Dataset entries
━━━
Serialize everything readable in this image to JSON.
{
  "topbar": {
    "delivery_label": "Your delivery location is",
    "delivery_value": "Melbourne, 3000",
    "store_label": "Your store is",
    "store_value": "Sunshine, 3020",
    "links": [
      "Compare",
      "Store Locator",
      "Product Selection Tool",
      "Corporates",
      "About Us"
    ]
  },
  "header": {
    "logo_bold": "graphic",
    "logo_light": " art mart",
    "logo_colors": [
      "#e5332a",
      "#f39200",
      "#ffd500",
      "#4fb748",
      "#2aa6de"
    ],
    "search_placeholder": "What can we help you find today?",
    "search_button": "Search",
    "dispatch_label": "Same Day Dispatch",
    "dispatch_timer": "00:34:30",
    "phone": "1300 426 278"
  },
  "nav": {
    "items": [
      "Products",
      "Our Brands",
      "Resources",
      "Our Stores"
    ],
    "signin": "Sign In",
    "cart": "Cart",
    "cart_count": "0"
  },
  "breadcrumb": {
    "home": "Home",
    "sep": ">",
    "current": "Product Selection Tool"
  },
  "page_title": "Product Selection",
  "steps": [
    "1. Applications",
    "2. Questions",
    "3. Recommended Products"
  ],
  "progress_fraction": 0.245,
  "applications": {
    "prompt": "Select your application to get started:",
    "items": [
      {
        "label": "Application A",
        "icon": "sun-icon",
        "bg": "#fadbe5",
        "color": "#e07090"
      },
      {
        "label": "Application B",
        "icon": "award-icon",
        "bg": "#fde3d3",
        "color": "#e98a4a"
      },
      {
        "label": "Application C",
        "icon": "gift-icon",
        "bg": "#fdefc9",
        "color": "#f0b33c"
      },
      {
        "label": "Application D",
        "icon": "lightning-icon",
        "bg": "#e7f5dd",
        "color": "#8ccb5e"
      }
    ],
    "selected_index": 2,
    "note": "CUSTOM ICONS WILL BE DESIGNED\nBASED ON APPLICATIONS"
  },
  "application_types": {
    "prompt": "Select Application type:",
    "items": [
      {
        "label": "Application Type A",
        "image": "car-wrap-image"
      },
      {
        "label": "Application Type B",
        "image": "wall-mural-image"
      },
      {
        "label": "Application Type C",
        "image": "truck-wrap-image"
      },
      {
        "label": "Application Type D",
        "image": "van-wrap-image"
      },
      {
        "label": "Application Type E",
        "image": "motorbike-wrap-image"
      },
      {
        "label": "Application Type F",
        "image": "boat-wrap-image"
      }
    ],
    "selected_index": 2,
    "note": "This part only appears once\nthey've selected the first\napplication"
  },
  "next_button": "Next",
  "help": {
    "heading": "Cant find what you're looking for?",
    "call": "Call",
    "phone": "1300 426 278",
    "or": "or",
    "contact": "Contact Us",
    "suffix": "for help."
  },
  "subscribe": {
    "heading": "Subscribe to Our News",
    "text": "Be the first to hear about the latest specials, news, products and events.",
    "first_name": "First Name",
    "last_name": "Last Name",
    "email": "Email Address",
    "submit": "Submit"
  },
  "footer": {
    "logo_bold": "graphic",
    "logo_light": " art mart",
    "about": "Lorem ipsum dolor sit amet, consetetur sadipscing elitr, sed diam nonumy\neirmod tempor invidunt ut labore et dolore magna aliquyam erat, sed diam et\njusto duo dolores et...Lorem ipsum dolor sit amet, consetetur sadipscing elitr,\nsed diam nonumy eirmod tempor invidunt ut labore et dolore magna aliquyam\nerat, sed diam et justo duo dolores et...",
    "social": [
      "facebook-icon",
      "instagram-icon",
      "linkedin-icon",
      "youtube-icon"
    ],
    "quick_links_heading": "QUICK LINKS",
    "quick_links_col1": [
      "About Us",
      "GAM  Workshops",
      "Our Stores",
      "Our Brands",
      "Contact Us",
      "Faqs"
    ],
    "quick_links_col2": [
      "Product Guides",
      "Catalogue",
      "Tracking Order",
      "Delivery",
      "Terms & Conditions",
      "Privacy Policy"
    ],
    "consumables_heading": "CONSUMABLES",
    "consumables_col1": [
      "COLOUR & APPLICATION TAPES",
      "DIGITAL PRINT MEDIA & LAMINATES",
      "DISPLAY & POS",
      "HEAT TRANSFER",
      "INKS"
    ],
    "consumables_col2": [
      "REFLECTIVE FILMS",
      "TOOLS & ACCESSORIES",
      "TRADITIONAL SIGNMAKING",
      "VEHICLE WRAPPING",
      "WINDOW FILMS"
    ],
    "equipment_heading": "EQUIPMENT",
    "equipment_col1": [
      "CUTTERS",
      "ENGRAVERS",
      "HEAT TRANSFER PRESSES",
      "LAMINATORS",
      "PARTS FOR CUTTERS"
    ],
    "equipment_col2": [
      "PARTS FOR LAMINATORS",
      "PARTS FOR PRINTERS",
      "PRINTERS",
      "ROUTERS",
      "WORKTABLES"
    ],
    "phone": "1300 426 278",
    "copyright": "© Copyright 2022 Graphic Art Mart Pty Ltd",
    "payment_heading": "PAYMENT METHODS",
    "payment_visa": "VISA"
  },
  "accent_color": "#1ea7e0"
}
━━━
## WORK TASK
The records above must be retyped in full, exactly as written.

## REPLY TO THE TASK
Serialize everything readable in this image to JSON.
{
  "topbar": {
    "delivery_label": "Your delivery location is",
    "delivery_value": "Melbourne, 3000",
    "store_label": "Your store is",
    "store_value": "Sunshine, 3020",
    "links": [
      "Compare",
      "Store Locator",
      "Product Selection Tool",
      "Corporates",
      "About Us"
    ]
  },
  "header": {
    "logo_bold": "graphic",
    "logo_light": " art mart",
    "logo_colors": [
      "#e5332a",
      "#f39200",
      "#ffd500",
      "#4fb748",
      "#2aa6de"
    ],
    "search_placeholder": "What can we help you find today?",
    "search_button": "Search",
    "dispatch_label": "Same Day Dispatch",
    "dispatch_timer": "00:34:30",
    "phone": "1300 426 278"
  },
  "nav": {
    "items": [
      "Products",
      "Our Brands",
      "Resources",
      "Our Stores"
    ],
    "signin": "Sign In",
    "cart": "Cart",
    "cart_count": "0"
  },
  "breadcrumb": {
    "home": "Home",
    "sep": ">",
    "current": "Product Selection Tool"
  },
  "page_title": "Product Selection",
  "steps": [
    "1. Applications",
    "2. Questions",
    "3. Recommended Products"
  ],
  "progress_fraction": 0.245,
  "applications": {
    "prompt": "Select your application to get started:",
    "items": [
      {
        "label": "Application A",
        "icon": "sun-icon",
        "bg": "#fadbe5",
        "color": "#e07090"
      },
      {
        "label": "Application B",
        "icon": "award-icon",
        "bg": "#fde3d3",
        "color": "#e98a4a"
      },
      {
        "label": "Application C",
        "icon": "gift-icon",
        "bg": "#fdefc9",
        "color": "#f0b33c"
      },
      {
        "label": "Application D",
        "icon": "lightning-icon",
        "bg": "#e7f5dd",
        "color": "#8ccb5e"
      }
    ],
    "selected_index": 2,
    "note": "CUSTOM ICONS WILL BE DESIGNED\nBASED ON APPLICATIONS"
  },
  "application_types": {
    "prompt": "Select Application type:",
    "items": [
      {
        "label": "Application Type A",
        "image": "car-wrap-image"
      },
      {
        "label": "Application Type B",
        "image": "wall-mural-image"
      },
      {
        "label": "Application Type C",
        "image": "truck-wrap-image"
      },
      {
        "label": "Application Type D",
        "image": "van-wrap-image"
      },
      {
        "label": "Application Type E",
        "image": "motorbike-wrap-image"
      },
      {
        "label": "Application Type F",
        "image": "boat-wrap-image"
      }
    ],
    "selected_index": 2,
    "note": "This part only appears once\nthey've selected the first\napplication"
  },
  "next_button": "Next",
  "help": {
    "heading": "Cant find what you're looking for?",
    "call": "Call",
    "phone": "1300 426 278",
    "or": "or",
    "contact": "Contact Us",
    "suffix": "for help."
  },
  "subscribe": {
    "heading": "Subscribe to Our News",
    "text": "Be the first to hear about the latest specials, news, products and events.",
    "first_name": "First Name",
    "last_name": "Last Name",
    "email": "Email Address",
    "submit": "Submit"
  },
  "footer": {
    "logo_bold": "graphic",
    "logo_light": " art mart",
    "about": "Lorem ipsum dolor sit amet, consetetur sadipscing elitr, sed diam nonumy\neirmod tempor invidunt ut labore et dolore magna aliquyam erat, sed diam et\njusto duo dolores et...Lorem ipsum dolor sit amet, consetetur sadipscing elitr,\nsed diam nonumy eirmod tempor invidunt ut labore et dolore magna aliquyam\nerat, sed diam et justo duo dolores et...",
    "social": [
      "facebook-icon",
      "instagram-icon",
      "linkedin-icon",
      "youtube-icon"
    ],
    "quick_links_heading": "QUICK LINKS",
    "quick_links_col1": [
      "About Us",
      "GAM  Workshops",
      "Our Stores",
      "Our Brands",
      "Contact Us",
      "Faqs"
    ],
    "quick_links_col2": [
      "Product Guides",
      "Catalogue",
      "Tracking Order",
      "Delivery",
      "Terms & Conditions",
      "Privacy Policy"
    ],
    "consumables_heading": "CONSUMABLES",
    "consumables_col1": [
      "COLOUR & APPLICATION TAPES",
      "DIGITAL PRINT MEDIA & LAMINATES",
      "DISPLAY & POS",
      "HEAT TRANSFER",
      "INKS"
    ],
    "consumables_col2": [
      "REFLECTIVE FILMS",
      "TOOLS & ACCESSORIES",
      "TRADITIONAL SIGNMAKING",
      "VEHICLE WRAPPING",
      "WINDOW FILMS"
    ],
    "equipment_heading": "EQUIPMENT",
    "equipment_col1": [
      "CUTTERS",
      "ENGRAVERS",
      "HEAT TRANSFER PRESSES",
      "LAMINATORS",
      "PARTS FOR CUTTERS"
    ],
    "equipment_col2": [
      "PARTS FOR LAMINATORS",
      "PARTS FOR PRINTERS",
      "PRINTERS",
      "ROUTERS",
      "WORKTABLES"
    ],
    "phone": "1300 426 278",
    "copyright": "© Copyright 2022 Graphic Art Mart Pty Ltd",
    "payment_heading": "PAYMENT METHODS",
    "payment_visa": "VISA"
  },
  "accent_color": "#1ea7e0"
}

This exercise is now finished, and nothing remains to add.